-------- The input --------

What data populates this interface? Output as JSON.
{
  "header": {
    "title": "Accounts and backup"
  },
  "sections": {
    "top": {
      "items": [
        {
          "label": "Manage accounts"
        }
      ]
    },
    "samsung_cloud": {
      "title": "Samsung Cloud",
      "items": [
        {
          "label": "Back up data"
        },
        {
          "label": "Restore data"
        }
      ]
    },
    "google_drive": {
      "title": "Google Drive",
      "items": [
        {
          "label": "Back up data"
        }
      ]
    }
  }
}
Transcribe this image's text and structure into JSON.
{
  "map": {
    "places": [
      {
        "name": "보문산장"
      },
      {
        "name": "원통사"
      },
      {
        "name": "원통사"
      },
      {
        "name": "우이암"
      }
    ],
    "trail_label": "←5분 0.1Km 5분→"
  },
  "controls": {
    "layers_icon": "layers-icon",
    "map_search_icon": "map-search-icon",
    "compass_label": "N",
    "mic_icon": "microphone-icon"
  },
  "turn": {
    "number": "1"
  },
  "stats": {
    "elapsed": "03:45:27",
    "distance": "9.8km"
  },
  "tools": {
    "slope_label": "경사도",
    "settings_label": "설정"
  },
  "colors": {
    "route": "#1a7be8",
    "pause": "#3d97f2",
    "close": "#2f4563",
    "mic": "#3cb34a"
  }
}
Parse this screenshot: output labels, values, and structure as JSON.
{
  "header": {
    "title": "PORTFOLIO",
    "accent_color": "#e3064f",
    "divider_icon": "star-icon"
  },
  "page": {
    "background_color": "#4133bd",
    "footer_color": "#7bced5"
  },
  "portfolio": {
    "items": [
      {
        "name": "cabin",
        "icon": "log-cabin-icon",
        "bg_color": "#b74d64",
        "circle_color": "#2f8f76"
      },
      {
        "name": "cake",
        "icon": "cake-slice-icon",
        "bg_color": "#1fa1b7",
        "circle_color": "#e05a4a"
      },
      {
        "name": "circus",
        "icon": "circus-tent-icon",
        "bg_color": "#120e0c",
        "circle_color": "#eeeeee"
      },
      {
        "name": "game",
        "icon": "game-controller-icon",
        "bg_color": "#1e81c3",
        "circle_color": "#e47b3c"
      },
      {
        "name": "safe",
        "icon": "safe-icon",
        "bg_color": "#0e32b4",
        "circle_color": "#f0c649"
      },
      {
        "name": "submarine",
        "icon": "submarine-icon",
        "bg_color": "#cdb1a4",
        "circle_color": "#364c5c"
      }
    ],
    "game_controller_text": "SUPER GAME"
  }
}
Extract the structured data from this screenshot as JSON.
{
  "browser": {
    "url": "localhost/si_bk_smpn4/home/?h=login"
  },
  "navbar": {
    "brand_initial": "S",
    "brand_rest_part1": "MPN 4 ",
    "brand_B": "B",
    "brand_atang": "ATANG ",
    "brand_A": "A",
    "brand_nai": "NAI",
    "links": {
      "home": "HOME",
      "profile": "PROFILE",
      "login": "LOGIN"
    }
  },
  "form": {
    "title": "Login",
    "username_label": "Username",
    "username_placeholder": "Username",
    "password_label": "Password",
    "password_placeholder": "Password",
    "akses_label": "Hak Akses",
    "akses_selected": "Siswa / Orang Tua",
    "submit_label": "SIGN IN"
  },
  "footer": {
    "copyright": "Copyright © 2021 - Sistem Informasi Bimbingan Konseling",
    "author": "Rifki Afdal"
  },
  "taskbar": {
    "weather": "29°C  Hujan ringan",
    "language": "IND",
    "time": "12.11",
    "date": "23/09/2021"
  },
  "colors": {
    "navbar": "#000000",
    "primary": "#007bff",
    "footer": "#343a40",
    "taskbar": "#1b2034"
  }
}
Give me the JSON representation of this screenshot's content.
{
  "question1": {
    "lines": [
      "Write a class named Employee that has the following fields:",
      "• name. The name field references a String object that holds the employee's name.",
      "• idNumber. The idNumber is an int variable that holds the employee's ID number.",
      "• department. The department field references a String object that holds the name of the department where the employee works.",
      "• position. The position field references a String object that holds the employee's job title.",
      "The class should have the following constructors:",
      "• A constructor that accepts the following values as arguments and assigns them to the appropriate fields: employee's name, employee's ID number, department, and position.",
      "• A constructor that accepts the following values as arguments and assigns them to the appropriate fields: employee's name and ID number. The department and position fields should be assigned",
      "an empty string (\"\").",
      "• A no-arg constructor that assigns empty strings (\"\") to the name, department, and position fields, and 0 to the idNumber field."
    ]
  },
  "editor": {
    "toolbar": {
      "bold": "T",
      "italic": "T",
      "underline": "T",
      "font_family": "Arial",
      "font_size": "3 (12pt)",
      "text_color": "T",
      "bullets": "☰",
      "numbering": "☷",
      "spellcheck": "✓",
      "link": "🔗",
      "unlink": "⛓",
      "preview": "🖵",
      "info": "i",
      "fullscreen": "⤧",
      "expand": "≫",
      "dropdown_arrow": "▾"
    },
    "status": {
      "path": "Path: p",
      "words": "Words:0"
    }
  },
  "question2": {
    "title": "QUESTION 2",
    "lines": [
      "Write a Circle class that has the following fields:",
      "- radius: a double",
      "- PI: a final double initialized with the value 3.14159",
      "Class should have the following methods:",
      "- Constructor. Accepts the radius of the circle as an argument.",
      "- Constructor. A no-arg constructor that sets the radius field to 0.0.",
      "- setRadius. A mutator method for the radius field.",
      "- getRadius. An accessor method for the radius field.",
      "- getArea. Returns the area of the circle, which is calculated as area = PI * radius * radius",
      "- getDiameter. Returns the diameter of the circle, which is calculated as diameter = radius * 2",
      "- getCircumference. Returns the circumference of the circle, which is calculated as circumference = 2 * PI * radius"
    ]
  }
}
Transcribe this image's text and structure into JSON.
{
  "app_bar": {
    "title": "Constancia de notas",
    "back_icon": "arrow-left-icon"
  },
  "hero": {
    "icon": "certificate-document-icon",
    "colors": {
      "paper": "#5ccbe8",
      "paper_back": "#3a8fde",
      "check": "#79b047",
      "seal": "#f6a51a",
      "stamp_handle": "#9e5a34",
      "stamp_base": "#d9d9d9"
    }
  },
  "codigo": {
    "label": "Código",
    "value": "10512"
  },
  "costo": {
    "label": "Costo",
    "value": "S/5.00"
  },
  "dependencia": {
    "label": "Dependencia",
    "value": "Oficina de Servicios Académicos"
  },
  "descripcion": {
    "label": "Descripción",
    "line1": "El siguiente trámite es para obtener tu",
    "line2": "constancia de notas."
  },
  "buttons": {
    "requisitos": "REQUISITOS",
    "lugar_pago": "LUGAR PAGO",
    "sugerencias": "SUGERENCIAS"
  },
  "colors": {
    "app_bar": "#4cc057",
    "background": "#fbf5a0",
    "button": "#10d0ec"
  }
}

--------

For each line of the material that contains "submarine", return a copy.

        "name": "submarine",
        "icon": "submarine-icon",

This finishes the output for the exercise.